Hamstring Tendonitis and Pain Walking Information on Causes and Treatment
What Is Hamstring Tendonitis?
The three hamstring muscles – semitendinosus, semimembranosus and biceps femoris – run down the back of the thigh, starting at the bottom of the pelvis. These muscles support leg extension and knee bending. Hamstring tendonitis and pain walking occur with symptoms such as a sharp pain in the back of your thigh, swelling and bruising below the knee.
Hamstring tendonitis is often called a pulled hamstring and is a tear in at least one of the muscles. Sprinters, hurdle jumpers, football players, and anyone involved in sprinting activities are susceptible to a hamstring strain.

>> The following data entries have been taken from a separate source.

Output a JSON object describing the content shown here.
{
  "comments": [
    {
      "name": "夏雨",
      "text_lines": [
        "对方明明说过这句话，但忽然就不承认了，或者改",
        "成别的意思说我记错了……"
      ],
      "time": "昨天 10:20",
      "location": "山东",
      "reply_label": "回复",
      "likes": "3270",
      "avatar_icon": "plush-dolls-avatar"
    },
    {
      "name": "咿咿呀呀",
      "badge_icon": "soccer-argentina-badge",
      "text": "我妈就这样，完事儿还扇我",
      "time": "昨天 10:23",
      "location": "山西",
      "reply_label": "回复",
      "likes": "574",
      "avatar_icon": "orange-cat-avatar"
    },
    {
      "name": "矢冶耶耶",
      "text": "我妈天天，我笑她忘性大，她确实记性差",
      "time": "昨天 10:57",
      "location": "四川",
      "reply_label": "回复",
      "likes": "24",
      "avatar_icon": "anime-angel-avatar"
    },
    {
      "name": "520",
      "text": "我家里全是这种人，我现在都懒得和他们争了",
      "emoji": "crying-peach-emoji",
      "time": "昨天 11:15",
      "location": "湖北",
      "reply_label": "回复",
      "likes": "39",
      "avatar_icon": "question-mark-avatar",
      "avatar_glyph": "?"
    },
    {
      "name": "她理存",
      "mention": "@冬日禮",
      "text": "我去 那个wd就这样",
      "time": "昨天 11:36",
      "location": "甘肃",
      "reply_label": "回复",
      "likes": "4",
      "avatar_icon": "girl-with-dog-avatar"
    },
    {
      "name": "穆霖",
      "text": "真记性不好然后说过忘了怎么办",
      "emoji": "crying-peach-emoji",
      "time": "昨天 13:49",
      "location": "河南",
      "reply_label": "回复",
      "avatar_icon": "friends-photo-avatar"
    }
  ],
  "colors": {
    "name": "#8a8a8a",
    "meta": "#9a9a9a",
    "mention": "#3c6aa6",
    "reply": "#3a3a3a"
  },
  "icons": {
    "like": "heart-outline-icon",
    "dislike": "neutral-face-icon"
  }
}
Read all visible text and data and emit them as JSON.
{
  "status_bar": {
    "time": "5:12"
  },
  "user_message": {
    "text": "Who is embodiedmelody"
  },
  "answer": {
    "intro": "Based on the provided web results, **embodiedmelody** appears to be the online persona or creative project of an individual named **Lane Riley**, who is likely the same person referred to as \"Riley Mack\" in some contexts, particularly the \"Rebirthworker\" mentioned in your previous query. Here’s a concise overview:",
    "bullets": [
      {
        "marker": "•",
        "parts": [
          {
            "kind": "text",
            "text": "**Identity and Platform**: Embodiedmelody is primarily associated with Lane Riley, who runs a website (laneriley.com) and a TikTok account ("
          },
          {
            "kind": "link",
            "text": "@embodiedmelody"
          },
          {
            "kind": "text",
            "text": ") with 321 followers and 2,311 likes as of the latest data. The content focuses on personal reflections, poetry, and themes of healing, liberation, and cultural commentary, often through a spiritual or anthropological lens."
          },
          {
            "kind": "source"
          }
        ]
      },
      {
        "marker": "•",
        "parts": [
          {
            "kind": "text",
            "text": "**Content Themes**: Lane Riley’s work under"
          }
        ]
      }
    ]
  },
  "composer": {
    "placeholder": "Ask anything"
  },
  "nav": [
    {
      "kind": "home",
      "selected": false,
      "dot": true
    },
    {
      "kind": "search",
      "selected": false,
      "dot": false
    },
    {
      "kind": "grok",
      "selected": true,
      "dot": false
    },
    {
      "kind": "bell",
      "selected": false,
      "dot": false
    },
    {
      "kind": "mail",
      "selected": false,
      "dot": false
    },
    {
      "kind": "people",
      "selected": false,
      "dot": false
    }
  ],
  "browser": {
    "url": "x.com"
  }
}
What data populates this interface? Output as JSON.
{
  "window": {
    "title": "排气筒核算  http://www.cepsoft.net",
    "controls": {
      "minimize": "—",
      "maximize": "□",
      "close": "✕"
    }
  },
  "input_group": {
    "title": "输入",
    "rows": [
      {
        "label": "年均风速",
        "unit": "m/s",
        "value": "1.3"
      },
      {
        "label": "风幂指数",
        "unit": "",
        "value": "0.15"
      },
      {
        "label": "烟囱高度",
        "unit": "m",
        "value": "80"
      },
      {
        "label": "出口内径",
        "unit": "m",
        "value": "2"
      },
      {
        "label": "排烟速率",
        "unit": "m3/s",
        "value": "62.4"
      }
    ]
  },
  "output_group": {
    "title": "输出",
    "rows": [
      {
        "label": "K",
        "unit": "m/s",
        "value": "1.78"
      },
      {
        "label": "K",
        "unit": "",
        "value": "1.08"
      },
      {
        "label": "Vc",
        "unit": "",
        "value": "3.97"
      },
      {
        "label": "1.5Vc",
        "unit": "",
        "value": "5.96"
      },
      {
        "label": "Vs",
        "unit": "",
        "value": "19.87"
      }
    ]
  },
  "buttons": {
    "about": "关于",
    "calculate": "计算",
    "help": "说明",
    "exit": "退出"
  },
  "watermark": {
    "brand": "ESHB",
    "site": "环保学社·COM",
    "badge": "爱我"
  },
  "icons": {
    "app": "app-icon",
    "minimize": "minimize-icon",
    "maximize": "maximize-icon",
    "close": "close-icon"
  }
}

Levels of Injury
Strains to the hamstring muscle are defined as Grade 1, Grade 2 or Grade 3. The Sports Injury Clinic provides the criteria for each level as follows:
In Grade 1, symptoms include:
- Tightness in the posterior thigh
- Mild discomfort with walking
- Minimal swelling
- Minimal pain bending the knee against resistance
Grade 2 may present as:
- A limp-like gait
- Occasional sudden pain during activity
- Possible swelling
- Increased pain with pressure
- Knee pain with resistance
- Inability to straighten the knee
Grade 3 symptoms include:
- Walking pain requiring crutches or other assistance
- Obvious swelling
- Extreme pain with knee flexion
Sudden thigh pain upon exertion is often the reason that prompts you to see your doctor, especially if it is accompanied by symptoms of swelling or weakness. The types of tests used to obtain a diagnosis may include an X-ray to determine if the tendon has pulled away from the bone or an MRI to evaluate the condition of the soft tissues of the muscles.
The treatment for hamstring tendonitis and pain walking depends on the level of damage and may be nonsurgical or surgical, according to the American Academy of Orthopaedic Surgeons. Nonsurgical treatment options include rest or taking a break from the activity causing the strain; ice 20 minutes at a time several times a day; compression by wearing an elastic compression bandage; elevating the leg higher than your heart; wearing a knee splint for immobilization; and physical therapy to restore range of motion and for regaining strength.
Surgical options may be required to repair a tendon torn away from the bone using staples or large stitches to reattach the tendon or a complete muscle tear may require the muscle to be stitched back together. You can expect recovery from a surgical procedure to require from three to six months of rehabilitation, according to the American Academy of Orthopaedic Surgeons.
Risk Factors and Prevention
Risk factors that increase your potential for a pulled thigh muscle include muscle tightness, muscle imbalance and muscle fatigue. Preventive measures include following a workout routine that includes warm-up and stretches, strengthening all muscles and choosing activities within your realm of physical conditioning. Adolescents are particularly at risk for athletic injury because of the differences in the rate of growth of bone and muscles.
Sports Injury Clinic: What Is A Pulled Hamstring or Hamstring Strain? https://www.sportsinjuryclinic.net/cybertherapist/back/hamstrings/hamstringstrain.htm
American Academy of Orthopaedic Surgeons: Hamstring Muscle Injuries https://orthoinfo.aaos.org/topic.cfm?topic=a00408